** Opening DATA SHOWN block **

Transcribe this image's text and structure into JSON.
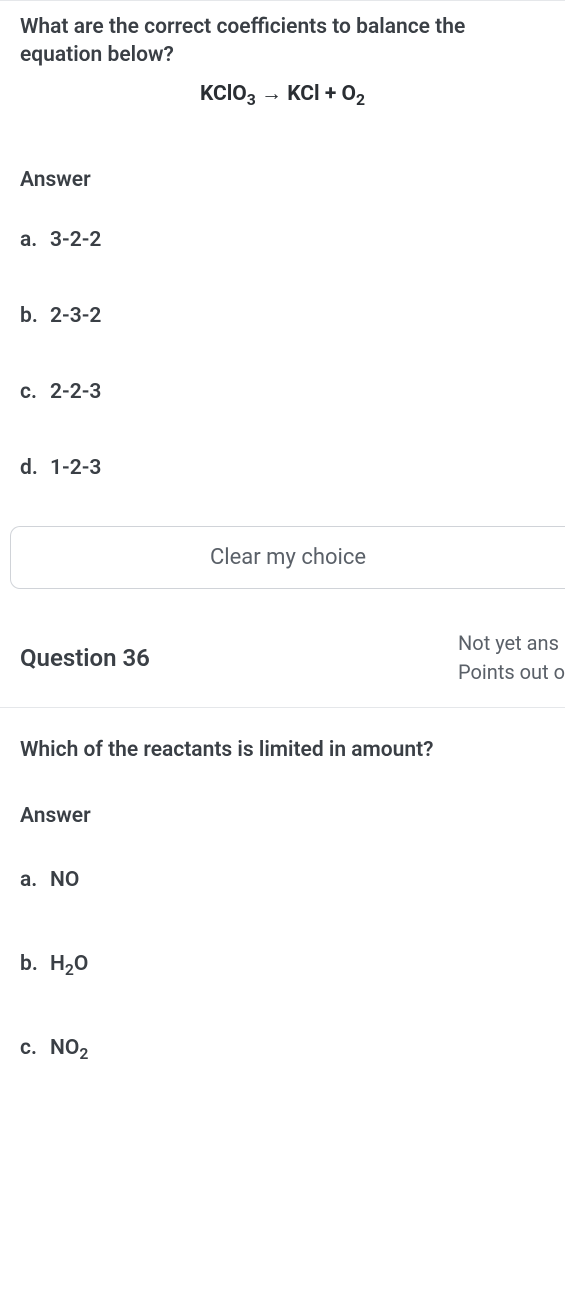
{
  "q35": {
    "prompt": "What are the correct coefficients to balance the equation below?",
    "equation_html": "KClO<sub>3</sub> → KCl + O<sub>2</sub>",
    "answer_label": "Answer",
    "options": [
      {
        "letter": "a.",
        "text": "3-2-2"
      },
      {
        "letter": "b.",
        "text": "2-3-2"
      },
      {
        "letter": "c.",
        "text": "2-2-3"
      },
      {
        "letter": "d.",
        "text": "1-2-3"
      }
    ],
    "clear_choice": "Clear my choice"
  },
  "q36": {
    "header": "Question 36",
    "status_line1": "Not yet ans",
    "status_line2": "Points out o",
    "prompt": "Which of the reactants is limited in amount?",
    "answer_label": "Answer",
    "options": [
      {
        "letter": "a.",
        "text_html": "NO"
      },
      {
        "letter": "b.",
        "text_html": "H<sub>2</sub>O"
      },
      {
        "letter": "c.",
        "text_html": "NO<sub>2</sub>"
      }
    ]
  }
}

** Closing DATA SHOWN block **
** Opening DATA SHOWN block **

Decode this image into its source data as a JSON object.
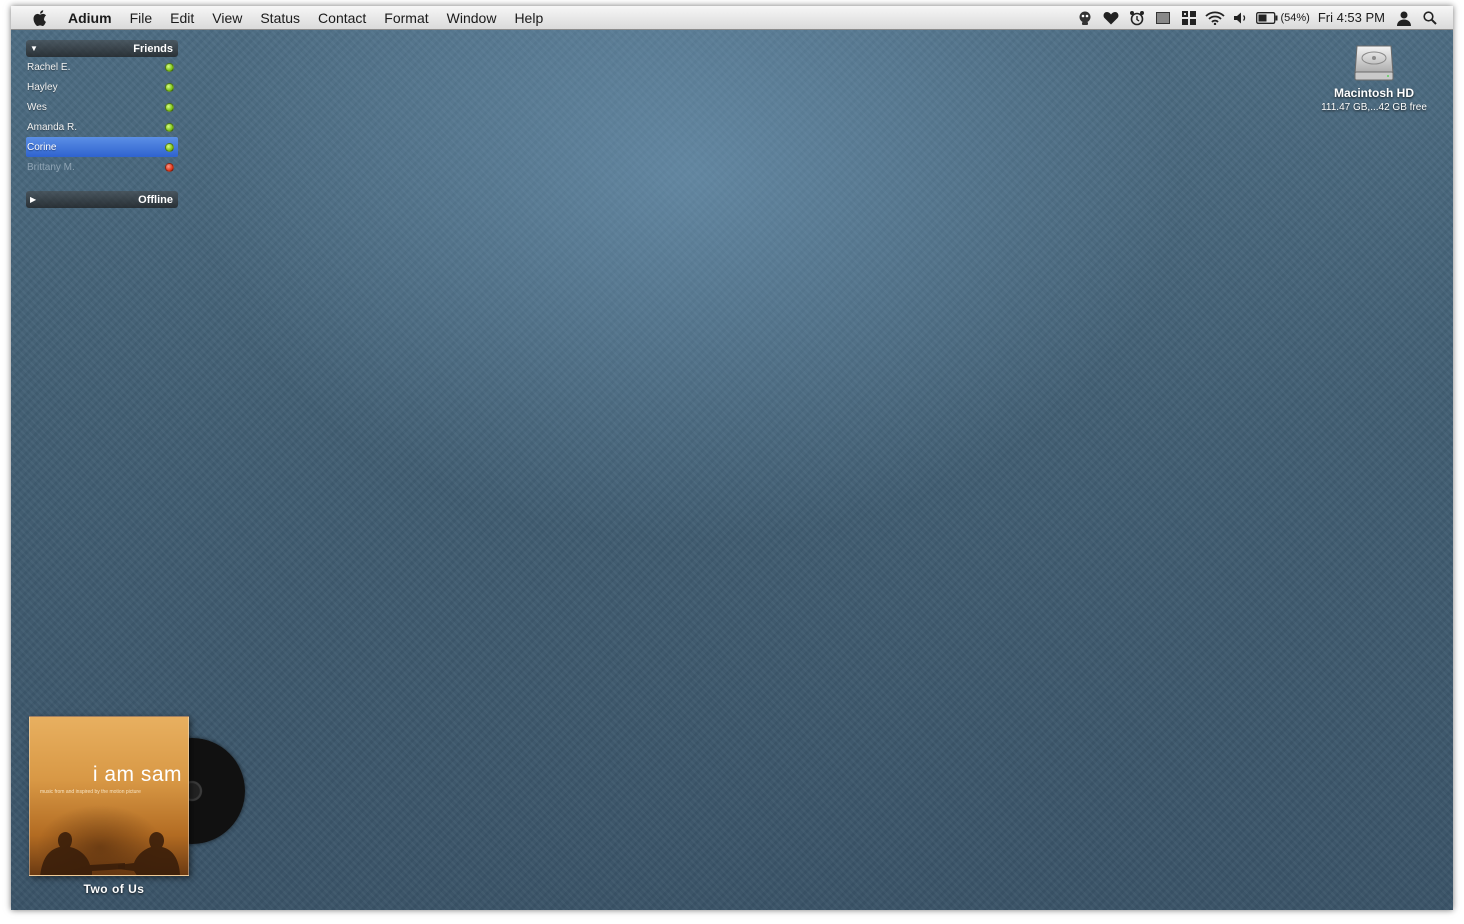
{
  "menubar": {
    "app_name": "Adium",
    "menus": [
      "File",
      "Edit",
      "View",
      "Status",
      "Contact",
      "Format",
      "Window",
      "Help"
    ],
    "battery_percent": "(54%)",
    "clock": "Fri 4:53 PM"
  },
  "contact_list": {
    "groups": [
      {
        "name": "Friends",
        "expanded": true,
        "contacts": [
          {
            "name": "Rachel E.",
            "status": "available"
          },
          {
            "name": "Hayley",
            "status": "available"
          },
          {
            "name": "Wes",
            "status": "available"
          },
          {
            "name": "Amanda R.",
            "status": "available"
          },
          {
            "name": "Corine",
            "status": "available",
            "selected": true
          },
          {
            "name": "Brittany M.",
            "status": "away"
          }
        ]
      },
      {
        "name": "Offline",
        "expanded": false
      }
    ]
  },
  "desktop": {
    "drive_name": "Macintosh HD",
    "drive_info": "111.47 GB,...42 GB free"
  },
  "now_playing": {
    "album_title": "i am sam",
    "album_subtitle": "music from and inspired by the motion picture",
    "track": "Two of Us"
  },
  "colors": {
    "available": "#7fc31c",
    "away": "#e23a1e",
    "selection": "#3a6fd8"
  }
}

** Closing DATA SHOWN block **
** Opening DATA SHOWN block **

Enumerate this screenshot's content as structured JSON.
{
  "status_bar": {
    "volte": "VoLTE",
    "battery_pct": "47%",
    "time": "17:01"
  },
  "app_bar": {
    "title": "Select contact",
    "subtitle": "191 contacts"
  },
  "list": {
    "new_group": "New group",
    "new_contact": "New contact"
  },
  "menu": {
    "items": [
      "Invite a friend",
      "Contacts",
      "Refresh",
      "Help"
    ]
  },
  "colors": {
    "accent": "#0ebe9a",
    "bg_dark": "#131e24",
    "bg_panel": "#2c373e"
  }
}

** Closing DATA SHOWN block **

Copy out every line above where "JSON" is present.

Transcribe this image's text and structure into JSON.
Decode this image into its source data as a JSON object.
Enumerate this screenshot's content as structured JSON.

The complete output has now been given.